(Brief):
For this task, output every entry below exactly and omit the pictures.

(Dataset items)
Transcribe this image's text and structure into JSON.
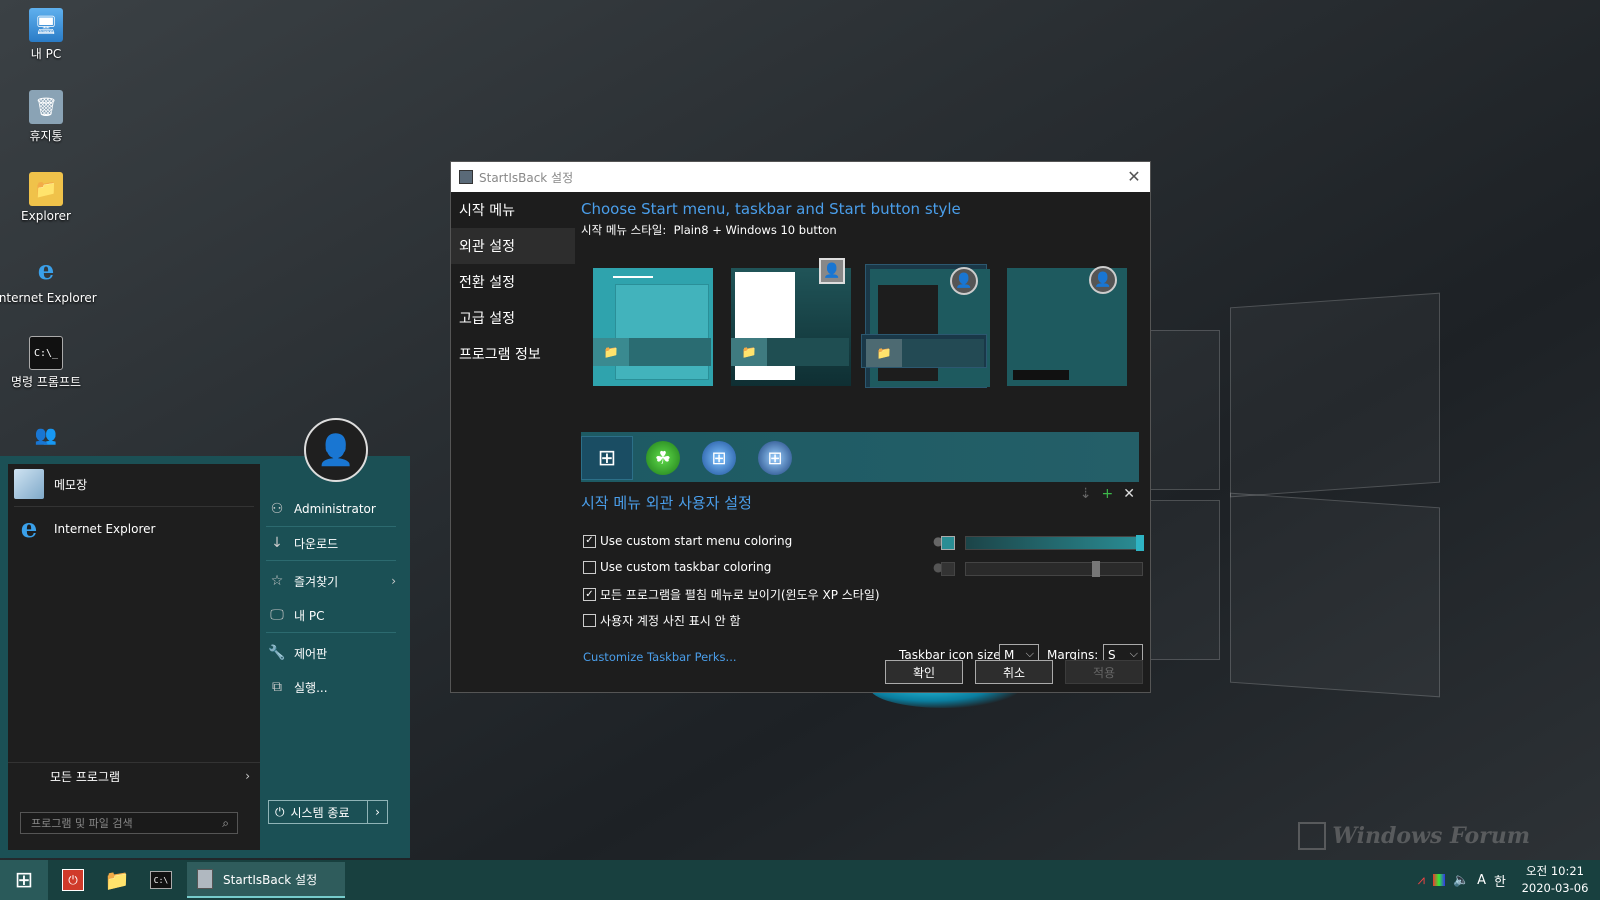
{
  "desktop": {
    "icons": [
      {
        "label": "내 PC",
        "icon": "computer-icon"
      },
      {
        "label": "휴지통",
        "icon": "recycle-bin-icon"
      },
      {
        "label": "Explorer",
        "icon": "folder-icon"
      },
      {
        "label": "Internet Explorer",
        "icon": "ie-icon"
      },
      {
        "label": "명령 프롬프트",
        "icon": "cmd-icon"
      },
      {
        "label": "",
        "icon": "users-icon"
      }
    ],
    "watermark": "Windows Forum"
  },
  "start_menu": {
    "pinned": [
      {
        "label": "메모장",
        "icon": "notepad-icon"
      },
      {
        "label": "Internet Explorer",
        "icon": "ie-icon"
      }
    ],
    "all_programs": "모든 프로그램",
    "search_placeholder": "프로그램 및 파일 검색",
    "right_items": [
      {
        "label": "Administrator",
        "icon": "user-icon"
      },
      {
        "label": "다운로드",
        "icon": "download-icon"
      },
      {
        "label": "즐겨찾기",
        "icon": "star-icon"
      },
      {
        "label": "내 PC",
        "icon": "computer-icon"
      },
      {
        "label": "제어판",
        "icon": "wrench-icon"
      },
      {
        "label": "실행...",
        "icon": "run-icon"
      }
    ],
    "power_label": "시스템 종료"
  },
  "dialog": {
    "title": "StartIsBack 설정",
    "nav": [
      "시작 메뉴",
      "외관 설정",
      "전환 설정",
      "고급 설정",
      "프로그램 정보"
    ],
    "active_nav": 1,
    "heading": "Choose Start menu, taskbar and Start button style",
    "style_label": "시작 메뉴 스타일:",
    "style_value": "Plain8 + Windows 10 button",
    "selected_style": 2,
    "custom_heading": "시작 메뉴 외관 사용자 설정",
    "options": [
      {
        "label": "Use custom start menu coloring",
        "checked": true
      },
      {
        "label": "Use custom taskbar coloring",
        "checked": false
      },
      {
        "label": "모든 프로그램을 펼침 메뉴로 보이기(윈도우 XP 스타일)",
        "checked": true
      },
      {
        "label": "사용자 계정 사진 표시 안 함",
        "checked": false
      }
    ],
    "link": "Customize Taskbar Perks...",
    "icon_size_label": "Taskbar icon size:",
    "icon_size_value": "M",
    "margins_label": "Margins:",
    "margins_value": "S",
    "ok": "확인",
    "cancel": "취소",
    "apply": "적용",
    "colors": {
      "accent": "#4a9eea",
      "teal": "#2a8d94"
    }
  },
  "taskbar": {
    "app_label": "StartIsBack 설정",
    "ime": "A",
    "lang": "한",
    "time": "오전 10:21",
    "date": "2020-03-06"
  }
}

(Reply to the task):
Transcribe this image's text and structure into JSON.
{
  "desktop": {
    "icons": [
      {
        "label": "내 PC",
        "icon": "computer-icon"
      },
      {
        "label": "휴지통",
        "icon": "recycle-bin-icon"
      },
      {
        "label": "Explorer",
        "icon": "folder-icon"
      },
      {
        "label": "Internet Explorer",
        "icon": "ie-icon"
      },
      {
        "label": "명령 프롬프트",
        "icon": "cmd-icon"
      },
      {
        "label": "",
        "icon": "users-icon"
      }
    ],
    "watermark": "Windows Forum"
  },
  "start_menu": {
    "pinned": [
      {
        "label": "메모장",
        "icon": "notepad-icon"
      },
      {
        "label": "Internet Explorer",
        "icon": "ie-icon"
      }
    ],
    "all_programs": "모든 프로그램",
    "search_placeholder": "프로그램 및 파일 검색",
    "right_items": [
      {
        "label": "Administrator",
        "icon": "user-icon"
      },
      {
        "label": "다운로드",
        "icon": "download-icon"
      },
      {
        "label": "즐겨찾기",
        "icon": "star-icon"
      },
      {
        "label": "내 PC",
        "icon": "computer-icon"
      },
      {
        "label": "제어판",
        "icon": "wrench-icon"
      },
      {
        "label": "실행...",
        "icon": "run-icon"
      }
    ],
    "power_label": "시스템 종료"
  },
  "dialog": {
    "title": "StartIsBack 설정",
    "nav": [
      "시작 메뉴",
      "외관 설정",
      "전환 설정",
      "고급 설정",
      "프로그램 정보"
    ],
    "active_nav": 1,
    "heading": "Choose Start menu, taskbar and Start button style",
    "style_label": "시작 메뉴 스타일:",
    "style_value": "Plain8 + Windows 10 button",
    "selected_style": 2,
    "custom_heading": "시작 메뉴 외관 사용자 설정",
    "options": [
      {
        "label": "Use custom start menu coloring",
        "checked": true
      },
      {
        "label": "Use custom taskbar coloring",
        "checked": false
      },
      {
        "label": "모든 프로그램을 펼침 메뉴로 보이기(윈도우 XP 스타일)",
        "checked": true
      },
      {
        "label": "사용자 계정 사진 표시 안 함",
        "checked": false
      }
    ],
    "link": "Customize Taskbar Perks...",
    "icon_size_label": "Taskbar icon size:",
    "icon_size_value": "M",
    "margins_label": "Margins:",
    "margins_value": "S",
    "ok": "확인",
    "cancel": "취소",
    "apply": "적용",
    "colors": {
      "accent": "#4a9eea",
      "teal": "#2a8d94"
    }
  },
  "taskbar": {
    "app_label": "StartIsBack 설정",
    "ime": "A",
    "lang": "한",
    "time": "오전 10:21",
    "date": "2020-03-06"
  }
}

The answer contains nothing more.